Your response should contain every line from the data below that holds the string "this".

[DATA FOR REVIEW Boundary: Start]

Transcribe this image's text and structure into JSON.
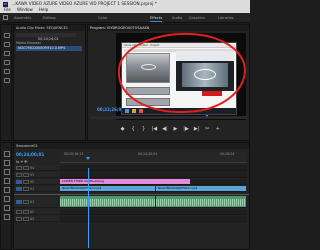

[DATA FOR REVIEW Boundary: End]
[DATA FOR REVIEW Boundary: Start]

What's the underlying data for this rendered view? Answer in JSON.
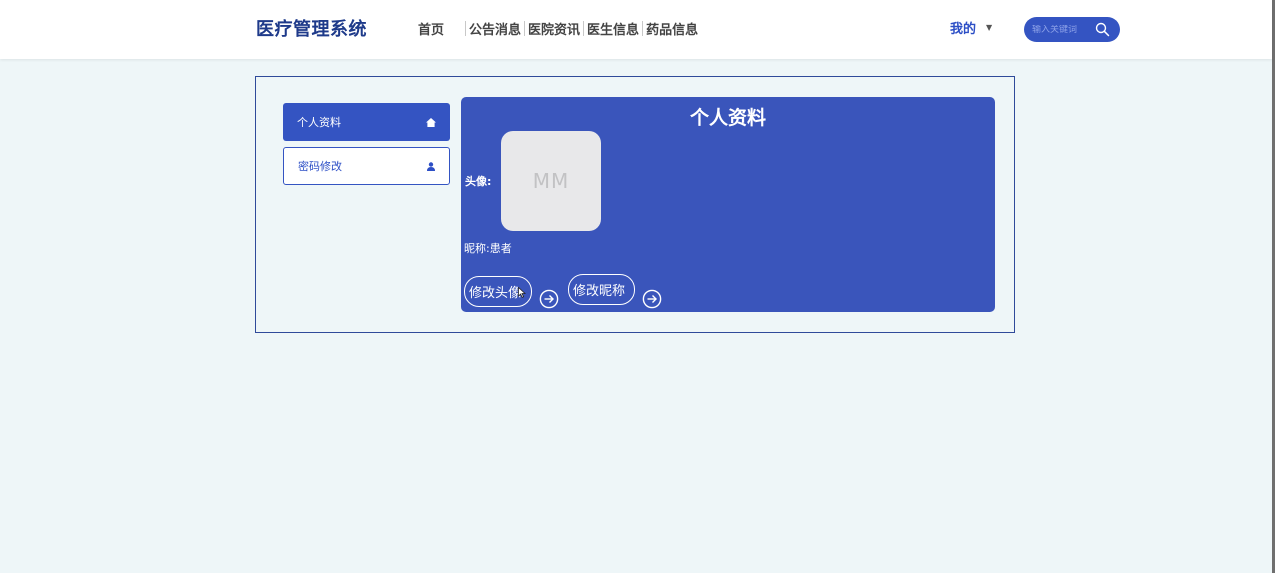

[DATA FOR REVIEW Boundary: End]
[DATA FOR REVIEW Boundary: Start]

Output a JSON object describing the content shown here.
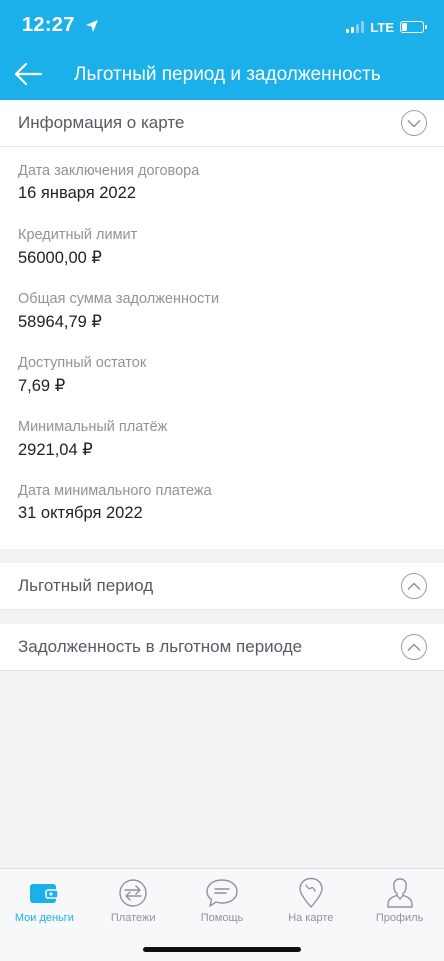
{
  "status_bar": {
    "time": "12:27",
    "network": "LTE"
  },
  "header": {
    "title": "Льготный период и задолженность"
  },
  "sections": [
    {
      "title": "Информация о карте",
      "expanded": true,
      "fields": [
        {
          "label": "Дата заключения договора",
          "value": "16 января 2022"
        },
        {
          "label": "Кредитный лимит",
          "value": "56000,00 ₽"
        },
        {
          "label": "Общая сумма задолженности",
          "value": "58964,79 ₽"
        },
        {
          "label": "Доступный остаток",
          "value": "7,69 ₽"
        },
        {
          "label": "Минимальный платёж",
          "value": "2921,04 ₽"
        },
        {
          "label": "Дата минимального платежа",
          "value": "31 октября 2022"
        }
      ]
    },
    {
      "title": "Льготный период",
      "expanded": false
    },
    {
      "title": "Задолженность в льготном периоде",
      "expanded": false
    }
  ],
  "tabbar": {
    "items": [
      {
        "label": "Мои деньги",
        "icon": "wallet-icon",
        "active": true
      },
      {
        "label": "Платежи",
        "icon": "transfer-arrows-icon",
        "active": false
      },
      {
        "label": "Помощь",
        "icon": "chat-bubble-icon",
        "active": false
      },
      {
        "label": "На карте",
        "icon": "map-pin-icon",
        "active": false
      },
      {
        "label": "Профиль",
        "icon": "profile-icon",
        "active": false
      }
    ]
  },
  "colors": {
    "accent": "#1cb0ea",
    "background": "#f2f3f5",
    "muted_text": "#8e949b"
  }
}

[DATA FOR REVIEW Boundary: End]

» EXPECTED ANSWER:
Transcribe this image's text and structure into JSON.
What's the underlying data for this rendered view? Answer in JSON.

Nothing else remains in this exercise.